Available data ->
[Start of Attachment]

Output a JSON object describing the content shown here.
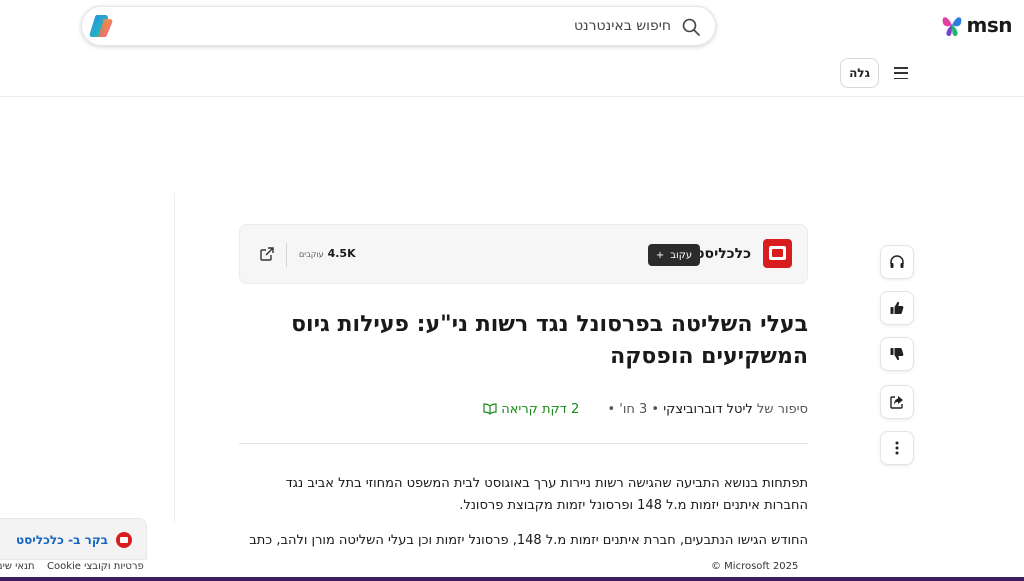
{
  "header": {
    "brand": "msn",
    "search_placeholder": "חיפוש באינטרנט",
    "discover_label": "גלה"
  },
  "publisher": {
    "name": "כלכליסט",
    "follow_label": "עקוב",
    "follow_plus": "+",
    "followers_count": "4.5K",
    "followers_label": "עוקבים",
    "brand_color": "#d71d1d"
  },
  "article": {
    "headline": "בעלי השליטה בפרסונל נגד רשות ני\"ע: פעילות גיוס המשקיעים הופסקה",
    "byline_prefix": "סיפור של",
    "author": "ליטל דוברוביצקי",
    "date": "3 חו'",
    "read_time": "2 דקת קריאה",
    "paragraphs": [
      "תפתחות בנושא התביעה שהגישה רשות ניירות ערך באוגוסט לבית המשפט המחוזי בתל אביב נגד החברות איתנים יזמות מ.ל 148 ופרסונל יזמות מקבוצת פרסונל.",
      "החודש הגישו הנתבעים, חברת איתנים יזמות מ.ל 148, פרסונל יזמות וכן בעלי השליטה מורן ולהב, כתב"
    ]
  },
  "actions": {
    "icons": [
      "headphones-icon",
      "thumbs-up-icon",
      "thumbs-down-icon",
      "share-icon",
      "more-icon"
    ]
  },
  "visit": {
    "label": "בקר ב- כלכליסט"
  },
  "footer": {
    "copyright": "© Microsoft 2025",
    "privacy": "פרטיות וקובצי Cookie",
    "terms": "תנאי שימוש"
  }
}
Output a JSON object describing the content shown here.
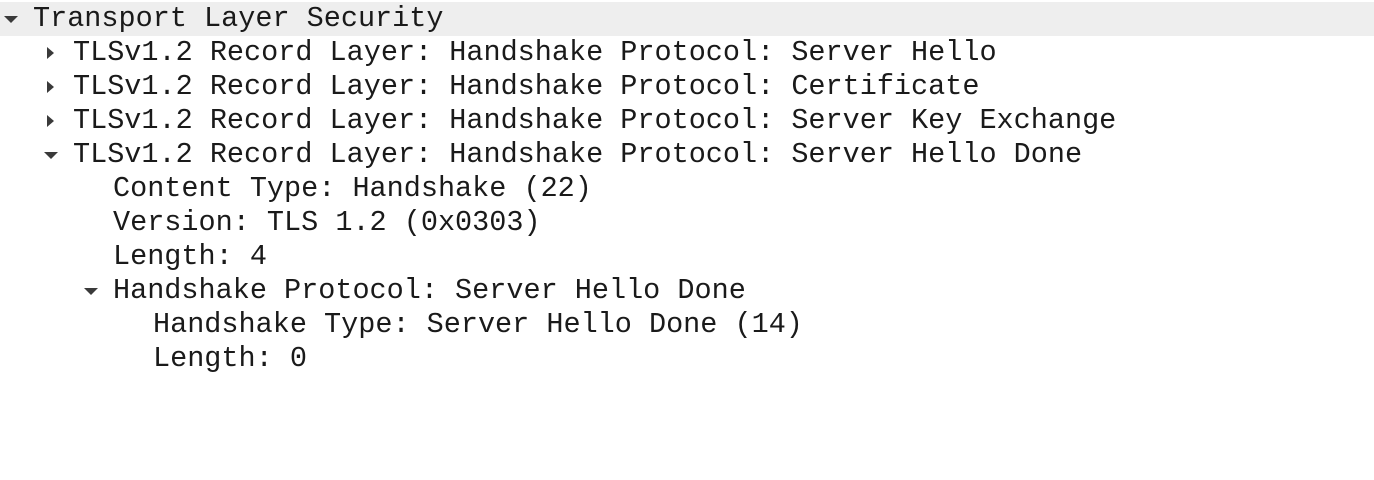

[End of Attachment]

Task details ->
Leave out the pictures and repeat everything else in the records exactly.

Output of the task ->
Output a JSON object describing the content shown here.
{
  "header": {
    "brand": "msn",
    "search_placeholder": "חיפוש באינטרנט",
    "discover_label": "גלה"
  },
  "publisher": {
    "name": "כלכליסט",
    "follow_label": "עקוב",
    "follow_plus": "+",
    "followers_count": "4.5K",
    "followers_label": "עוקבים",
    "brand_color": "#d71d1d"
  },
  "article": {
    "headline": "בעלי השליטה בפרסונל נגד רשות ני\"ע: פעילות גיוס המשקיעים הופסקה",
    "byline_prefix": "סיפור של",
    "author": "ליטל דוברוביצקי",
    "date": "3 חו'",
    "read_time": "2 דקת קריאה",
    "paragraphs": [
      "תפתחות בנושא התביעה שהגישה רשות ניירות ערך באוגוסט לבית המשפט המחוזי בתל אביב נגד החברות איתנים יזמות מ.ל 148 ופרסונל יזמות מקבוצת פרסונל.",
      "החודש הגישו הנתבעים, חברת איתנים יזמות מ.ל 148, פרסונל יזמות וכן בעלי השליטה מורן ולהב, כתב"
    ]
  },
  "actions": {
    "icons": [
      "headphones-icon",
      "thumbs-up-icon",
      "thumbs-down-icon",
      "share-icon",
      "more-icon"
    ]
  },
  "visit": {
    "label": "בקר ב- כלכליסט"
  },
  "footer": {
    "copyright": "© Microsoft 2025",
    "privacy": "פרטיות וקובצי Cookie",
    "terms": "תנאי שימוש"
  }
}
Output a JSON object describing the content shown here.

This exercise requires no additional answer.